SEAGRAM BUILDING (Philip Johnson did
interiors, 1957) <ul><li>This logical and elegant 38-story skyscraper (525' H) has alternating horizontal bands of bronze plating and bronze-tinted glass and decorative bronze I-beams which emphasize its verticality. Placed to the rear of its site and set back from Park Avenue, it incorporates a large plaza in the front as part of the design--thus avoiding the need for set-backs. It uses granite pillars at the base and has a two-story glass-enclosed lobby. </li></ul>Seagram Building New York City 1957 Is this Beautiful?
205 Structure Follows Social Spaces
Conflict No building ever feels right to the people in it unless the physical spaces (defined by columns, walls, and ceilings) are congruent with the social spaces (defined by activities and human groups). Resolution A first principle of construction; on no account allow the engineering to dictate the building's form. Place the load bearing elements- the columns and the walls and floors- according to the social spaces of the building; never modify the social spaces to conform to the engineering structure of the building. Applies directly to Linkedin, Facebook, Mysapce, etc
36. Degrees of publicness Conflict:
People are different, and the way they want to place their houses in a neighborhood is one of the most basic kinds of difference. Resolution: Make a clear distinction between three kinds of homes―those on quiet backwaters, those on busy streets, and those that are more or less in-between. Make sure that those on quiet backwaters are on twisting paths, and that these houses are themselves physically secluded; make sure that the more public houses are on busy streets with many people passing by all day long and that the houses themselves are exposed to the passers-by. The in-between houses may then be located on the paths halfway between the other two. Give every neighborhood about an equal number of these three kinds of homes. Applies directly to Linkedin, Facebook, Mysapce, etc
Most Architects are Artists <ul><li>Five
Principles for a New Architecture: </li></ul><ul><li>Pilotis elevating the building. </li></ul><ul><li>Free plan </li></ul><ul><li>Free façade </li></ul><ul><li>Long horizontal windows </li></ul><ul><li>Roof garden </li></ul><ul><li>Le courbusier </li></ul>What do we do with that?
Julia Morgan <ul><li>First Bay Tradition

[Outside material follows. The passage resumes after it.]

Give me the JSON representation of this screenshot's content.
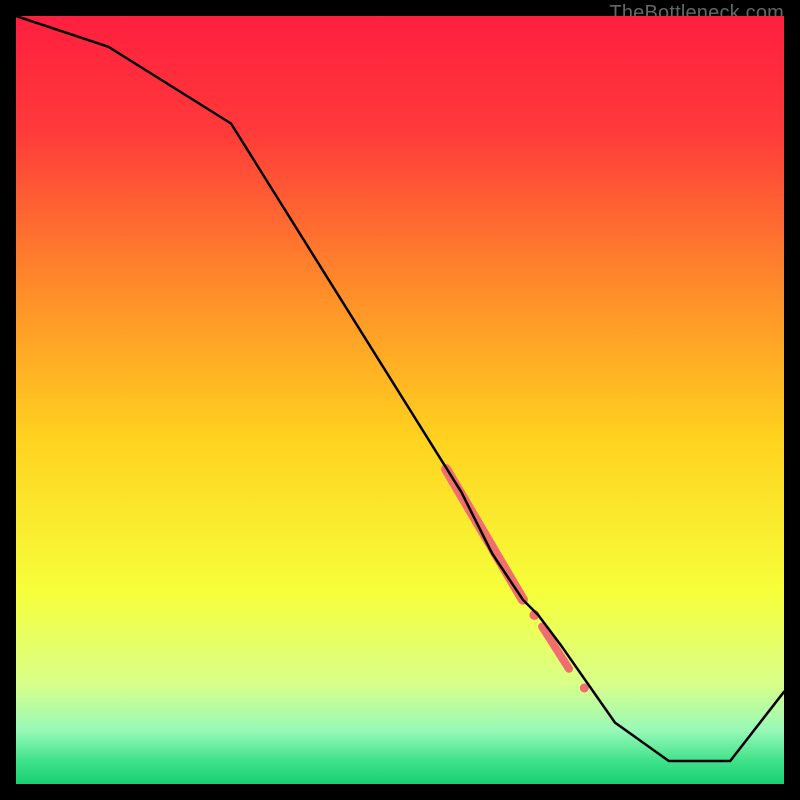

</li></ul><ul><li>Natural material from site </li></ul><ul><li>Traditional Craft </li></ul><ul><li>Integrate in surrounds </li></ul><ul><li>Each building a unique work of art </li></ul>
Structure <ul><li>And if you think
of Brick, for instance, and you say to Brick, "What do you want Brick?" And Brick says to you "I like an Arch." And if you say to Brick "Look, arches are expensive, and I can use a concrete lintel over you. What do you think of that?" "Brick?" Brick says: "... I like an Arch"” </li></ul>
Email this Structure of the
social network sharing tools affects both reach and relevance. Email is work for user, so value tends to be higher. Consumer Broadcaster
Servant and Served Spaces ‘
I do not like ducts; I do not like pipes. I hate them really thoroughly, but because I hate them so thoroughly, I feel they have to be given their place . If I just hated them and took no care, I think they would invade the building and completely destroy it.’ The Notebooks and Drawings of Louis I. Kahn , 1962
<ul><li>“ Modern Systems! Yes indeed!
To approach everything in a strictly methodical manner and not to waver a hair’s breath from preconceived patterns, until genius has been strangled to death and joie de vivre stifled by the system– that is the sign of our time.” Camillo Sitte </li></ul>